In 2013, Brookfield Renewable Energy Group agreed to transfer 4,000 acres of mountain forests to The Nature Conservancy. The sale was completed in October 2013. This forestland is the watershed for the Little Tennessee River as it flows into Calderwood Lake.
►See a map of the Bridging the Smokies tracts.
The area is rich in animal and plant life. Surveys of the region have found 21 rare, threatened and endangered species. Among the rare species are the bald eagle, the peregrine falcon, hellbender, the Junaluska salamander, bristle fern, chalk maple, and smoky dace. Common species such as the black bear and the white-tailed deer are also found in this region.
Relicensing Leads to Protection

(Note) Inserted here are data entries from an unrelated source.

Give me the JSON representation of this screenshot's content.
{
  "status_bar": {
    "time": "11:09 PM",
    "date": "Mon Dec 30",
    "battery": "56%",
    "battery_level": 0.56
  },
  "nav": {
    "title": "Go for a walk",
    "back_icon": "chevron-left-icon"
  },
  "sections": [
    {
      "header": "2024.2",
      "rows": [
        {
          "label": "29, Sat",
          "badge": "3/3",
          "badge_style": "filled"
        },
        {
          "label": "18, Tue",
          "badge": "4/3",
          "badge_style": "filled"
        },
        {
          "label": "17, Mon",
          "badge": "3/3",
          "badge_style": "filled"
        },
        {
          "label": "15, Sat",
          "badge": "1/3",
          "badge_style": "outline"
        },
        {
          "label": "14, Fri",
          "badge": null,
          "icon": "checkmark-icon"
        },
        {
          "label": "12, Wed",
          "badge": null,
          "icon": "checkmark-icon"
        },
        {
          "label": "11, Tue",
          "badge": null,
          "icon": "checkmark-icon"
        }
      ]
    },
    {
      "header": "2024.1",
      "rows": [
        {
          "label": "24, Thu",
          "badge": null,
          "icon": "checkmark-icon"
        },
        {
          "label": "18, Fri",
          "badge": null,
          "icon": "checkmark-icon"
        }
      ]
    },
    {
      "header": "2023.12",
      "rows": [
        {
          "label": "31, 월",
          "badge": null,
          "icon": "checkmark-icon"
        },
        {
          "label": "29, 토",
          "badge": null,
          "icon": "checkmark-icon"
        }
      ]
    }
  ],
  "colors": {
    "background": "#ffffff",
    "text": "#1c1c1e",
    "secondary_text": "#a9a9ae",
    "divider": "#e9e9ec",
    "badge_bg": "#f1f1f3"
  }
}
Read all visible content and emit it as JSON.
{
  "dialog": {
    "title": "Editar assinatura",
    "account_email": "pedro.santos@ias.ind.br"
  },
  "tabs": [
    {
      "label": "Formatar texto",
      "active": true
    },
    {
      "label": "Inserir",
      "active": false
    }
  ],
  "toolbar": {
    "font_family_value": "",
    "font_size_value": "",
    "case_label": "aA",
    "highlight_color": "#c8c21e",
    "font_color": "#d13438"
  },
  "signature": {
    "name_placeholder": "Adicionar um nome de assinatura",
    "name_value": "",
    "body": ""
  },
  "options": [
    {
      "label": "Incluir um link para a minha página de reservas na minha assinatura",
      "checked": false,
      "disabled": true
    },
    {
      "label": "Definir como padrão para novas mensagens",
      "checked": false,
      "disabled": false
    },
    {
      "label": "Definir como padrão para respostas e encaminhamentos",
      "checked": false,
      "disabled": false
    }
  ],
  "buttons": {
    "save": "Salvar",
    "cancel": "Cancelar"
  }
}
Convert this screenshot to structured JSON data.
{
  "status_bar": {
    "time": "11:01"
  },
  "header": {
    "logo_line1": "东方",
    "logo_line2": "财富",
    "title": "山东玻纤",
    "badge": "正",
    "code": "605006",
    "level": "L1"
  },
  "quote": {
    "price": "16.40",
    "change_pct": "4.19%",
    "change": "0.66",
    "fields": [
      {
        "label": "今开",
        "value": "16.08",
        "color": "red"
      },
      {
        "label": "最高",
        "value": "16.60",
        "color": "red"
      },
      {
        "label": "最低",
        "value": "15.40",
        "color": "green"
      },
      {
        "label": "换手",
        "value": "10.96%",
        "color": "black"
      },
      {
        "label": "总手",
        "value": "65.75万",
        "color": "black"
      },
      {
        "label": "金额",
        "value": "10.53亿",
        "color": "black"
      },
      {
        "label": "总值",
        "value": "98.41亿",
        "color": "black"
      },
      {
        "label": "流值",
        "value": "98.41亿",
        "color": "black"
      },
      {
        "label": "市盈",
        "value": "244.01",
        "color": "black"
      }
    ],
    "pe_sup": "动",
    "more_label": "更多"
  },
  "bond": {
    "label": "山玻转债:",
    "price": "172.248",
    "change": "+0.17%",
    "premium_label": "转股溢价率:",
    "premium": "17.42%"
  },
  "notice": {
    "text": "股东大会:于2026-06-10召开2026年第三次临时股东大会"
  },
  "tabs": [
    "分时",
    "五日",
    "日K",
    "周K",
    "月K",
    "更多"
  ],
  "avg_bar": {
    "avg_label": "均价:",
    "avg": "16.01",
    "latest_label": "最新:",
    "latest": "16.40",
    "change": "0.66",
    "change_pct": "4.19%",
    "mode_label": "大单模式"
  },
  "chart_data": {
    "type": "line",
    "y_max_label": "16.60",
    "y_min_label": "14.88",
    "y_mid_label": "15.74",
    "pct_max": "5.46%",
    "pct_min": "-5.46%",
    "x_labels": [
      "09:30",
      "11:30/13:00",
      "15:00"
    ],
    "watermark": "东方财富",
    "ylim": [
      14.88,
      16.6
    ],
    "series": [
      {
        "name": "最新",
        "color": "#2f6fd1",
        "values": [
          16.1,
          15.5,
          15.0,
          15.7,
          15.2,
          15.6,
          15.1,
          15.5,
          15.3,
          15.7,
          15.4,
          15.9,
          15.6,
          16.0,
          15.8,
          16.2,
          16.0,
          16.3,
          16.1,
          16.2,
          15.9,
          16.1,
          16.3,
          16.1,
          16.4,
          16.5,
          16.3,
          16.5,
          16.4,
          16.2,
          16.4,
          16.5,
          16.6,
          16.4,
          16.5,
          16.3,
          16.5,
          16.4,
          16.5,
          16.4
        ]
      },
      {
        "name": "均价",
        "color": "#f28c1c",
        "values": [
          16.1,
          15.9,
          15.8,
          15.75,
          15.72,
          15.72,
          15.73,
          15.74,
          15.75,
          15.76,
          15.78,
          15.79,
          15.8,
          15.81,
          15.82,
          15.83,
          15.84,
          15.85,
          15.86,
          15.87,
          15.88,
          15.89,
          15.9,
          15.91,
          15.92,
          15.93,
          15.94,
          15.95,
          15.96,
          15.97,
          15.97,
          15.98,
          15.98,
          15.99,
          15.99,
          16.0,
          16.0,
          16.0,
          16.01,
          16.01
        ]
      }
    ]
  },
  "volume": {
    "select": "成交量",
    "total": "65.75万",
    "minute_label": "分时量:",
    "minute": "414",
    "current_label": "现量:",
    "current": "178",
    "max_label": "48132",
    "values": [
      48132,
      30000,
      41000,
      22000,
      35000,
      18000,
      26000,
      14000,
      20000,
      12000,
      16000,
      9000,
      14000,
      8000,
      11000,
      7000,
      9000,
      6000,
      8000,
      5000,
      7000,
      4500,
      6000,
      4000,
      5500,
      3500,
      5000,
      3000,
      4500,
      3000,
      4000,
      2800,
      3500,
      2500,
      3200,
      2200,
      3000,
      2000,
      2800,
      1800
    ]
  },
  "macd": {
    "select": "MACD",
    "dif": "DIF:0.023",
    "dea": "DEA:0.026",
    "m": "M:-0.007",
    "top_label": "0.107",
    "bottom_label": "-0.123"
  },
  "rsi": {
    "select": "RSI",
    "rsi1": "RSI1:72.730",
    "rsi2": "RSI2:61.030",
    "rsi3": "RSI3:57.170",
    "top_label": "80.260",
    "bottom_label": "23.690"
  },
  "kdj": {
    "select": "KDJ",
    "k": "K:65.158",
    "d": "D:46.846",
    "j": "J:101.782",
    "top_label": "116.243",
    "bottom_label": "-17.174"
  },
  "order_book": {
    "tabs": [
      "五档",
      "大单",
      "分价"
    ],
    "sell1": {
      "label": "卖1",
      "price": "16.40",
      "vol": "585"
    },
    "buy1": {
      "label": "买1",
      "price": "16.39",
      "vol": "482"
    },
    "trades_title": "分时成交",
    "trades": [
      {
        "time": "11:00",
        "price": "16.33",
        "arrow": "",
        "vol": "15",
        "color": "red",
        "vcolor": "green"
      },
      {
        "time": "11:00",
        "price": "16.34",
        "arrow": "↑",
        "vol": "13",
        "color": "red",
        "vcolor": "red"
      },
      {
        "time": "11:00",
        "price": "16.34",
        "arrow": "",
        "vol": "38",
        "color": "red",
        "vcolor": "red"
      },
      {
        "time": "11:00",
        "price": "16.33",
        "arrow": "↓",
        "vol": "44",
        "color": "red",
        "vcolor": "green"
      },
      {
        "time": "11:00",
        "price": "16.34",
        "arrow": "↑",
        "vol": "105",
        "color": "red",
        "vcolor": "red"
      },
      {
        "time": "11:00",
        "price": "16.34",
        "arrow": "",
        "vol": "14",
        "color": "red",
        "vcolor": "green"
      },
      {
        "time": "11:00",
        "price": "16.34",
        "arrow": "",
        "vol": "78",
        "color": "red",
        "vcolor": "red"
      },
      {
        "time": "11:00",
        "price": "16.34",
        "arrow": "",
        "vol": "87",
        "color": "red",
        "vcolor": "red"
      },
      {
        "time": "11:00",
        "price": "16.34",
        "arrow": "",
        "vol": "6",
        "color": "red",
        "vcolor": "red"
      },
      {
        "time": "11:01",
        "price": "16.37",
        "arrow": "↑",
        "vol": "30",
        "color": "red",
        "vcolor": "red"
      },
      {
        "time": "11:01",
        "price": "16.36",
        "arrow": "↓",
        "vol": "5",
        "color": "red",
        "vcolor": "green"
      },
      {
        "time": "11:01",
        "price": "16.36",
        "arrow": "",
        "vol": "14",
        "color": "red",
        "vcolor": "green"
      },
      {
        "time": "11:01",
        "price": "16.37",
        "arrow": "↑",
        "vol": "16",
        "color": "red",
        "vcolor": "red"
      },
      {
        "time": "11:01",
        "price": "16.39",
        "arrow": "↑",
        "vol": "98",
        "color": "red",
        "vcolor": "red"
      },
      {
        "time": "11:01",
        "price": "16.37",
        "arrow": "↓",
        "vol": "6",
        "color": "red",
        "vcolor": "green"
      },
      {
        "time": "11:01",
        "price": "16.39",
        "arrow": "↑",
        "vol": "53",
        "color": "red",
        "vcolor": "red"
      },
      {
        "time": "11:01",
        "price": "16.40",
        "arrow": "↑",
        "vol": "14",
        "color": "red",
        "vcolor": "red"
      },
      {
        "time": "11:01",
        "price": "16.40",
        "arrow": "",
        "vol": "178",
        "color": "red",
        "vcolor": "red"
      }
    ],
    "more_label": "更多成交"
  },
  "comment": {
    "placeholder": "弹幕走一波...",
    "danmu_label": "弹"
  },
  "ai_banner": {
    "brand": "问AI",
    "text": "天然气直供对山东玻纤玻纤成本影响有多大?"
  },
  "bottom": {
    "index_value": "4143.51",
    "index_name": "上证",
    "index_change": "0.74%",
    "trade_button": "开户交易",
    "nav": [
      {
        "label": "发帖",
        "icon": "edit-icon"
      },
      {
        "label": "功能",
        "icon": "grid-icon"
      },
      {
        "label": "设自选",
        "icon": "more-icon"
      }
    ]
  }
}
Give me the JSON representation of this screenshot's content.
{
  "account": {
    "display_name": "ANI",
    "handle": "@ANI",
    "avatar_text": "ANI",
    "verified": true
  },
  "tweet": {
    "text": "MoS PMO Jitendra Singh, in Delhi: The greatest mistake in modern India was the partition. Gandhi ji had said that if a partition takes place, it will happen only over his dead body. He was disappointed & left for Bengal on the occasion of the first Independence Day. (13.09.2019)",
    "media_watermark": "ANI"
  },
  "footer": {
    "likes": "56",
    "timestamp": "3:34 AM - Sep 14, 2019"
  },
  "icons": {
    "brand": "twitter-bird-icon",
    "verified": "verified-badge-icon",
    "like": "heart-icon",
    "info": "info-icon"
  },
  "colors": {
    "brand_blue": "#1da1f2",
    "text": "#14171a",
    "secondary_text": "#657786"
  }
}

The protection of this land is the culmination of a nine-year journey. Federal energy regulations required that when the Alcoa company relicensed its four hydropower dams on the Little Tennessee River, compensating environmental protection measures had to be in place. In 2004, The Nature Conservancy and nine other conservation groups developed a historic conservation agreement protecting 10,000 acres via conservation easements. The agreement also enabled the relicensing of Alcoa's hydropower dams in this region.